The interior of the inn is always perfect: elegantly decorated without competing for its rustic charm. We tend not to sit near the river-rock fireplace with its beckoning, crackling flames. Instead, we sit where we always sat with our mothers when they–both in their late 80s and early 90s–were able to join us: on a sofa on the other side of the lobby, facing the two leather wing chairs with a wonderful view through the bank of windows framing the Blue Ridge. And we, of course, adored spoiling them: a glass of champagne upon arrival to toast the day, and lots of lively chatter before being seated at the table for dinner.
Joan and Christine always chose the wing chairs as they were sturdy with strong arms on which both women could lean for support as they rose. This Thanksgiving, as with each one these past several years, Paul and I will face those two chairs, now unoccupied, but with memories that are vivid in their clarity…Christine in her bright red wool suit and matching lipstick, Joan in her mauve, wool cloak and silver hair wound into a bun. They are delighted in this annual tradition, the surroundings, the sumptuous food and drink—a day they have looked forward to for weeks. When you are elderly, especially when you have lost much-cherished independence, not to mention friends, it is imperative to have something in which to look forward.

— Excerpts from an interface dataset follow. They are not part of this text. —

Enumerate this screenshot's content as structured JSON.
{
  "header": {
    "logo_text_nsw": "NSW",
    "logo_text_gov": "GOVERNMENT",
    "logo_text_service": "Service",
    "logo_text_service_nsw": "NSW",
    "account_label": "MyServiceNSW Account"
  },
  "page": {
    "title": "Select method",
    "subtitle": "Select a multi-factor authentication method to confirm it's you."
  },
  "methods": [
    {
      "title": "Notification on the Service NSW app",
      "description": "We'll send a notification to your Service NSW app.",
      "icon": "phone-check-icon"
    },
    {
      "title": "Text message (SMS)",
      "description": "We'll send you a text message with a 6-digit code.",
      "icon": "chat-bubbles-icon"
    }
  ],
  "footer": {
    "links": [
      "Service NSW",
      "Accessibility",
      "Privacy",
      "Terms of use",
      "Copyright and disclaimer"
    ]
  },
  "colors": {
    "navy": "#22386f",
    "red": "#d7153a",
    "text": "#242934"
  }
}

We, of course, had also spent many a holiday at home on the farm which both women thoroughly enjoyed. And as their health became more precarious these Christmases and Thanksgivings were less stressful in terms of mobility and privacy. Putting one’s feet up for a post-dinner nap on the sofa was encouraged in our house, probably less so in the lobby of an establishment. Yet, while I can still see my mother with her artistic eye turning a centerpiece just so, or moving an ornament on the tree to balance out its symmetry, the recollections of each woman’s vibrant personality seem to be stronger at the inn.
In a few days, we will be winding our way up the back of the mountain, taking in the view of the late afternoon light filtering over the pleasing collection of log and stone cabins that punctuate the countryside and the cascading waterfall that never fails to elicit wonder. It seems less that Paul and I are returning once again this year to muse on the memories of our mothers and more that we are actually joining them.
With champagne, of course.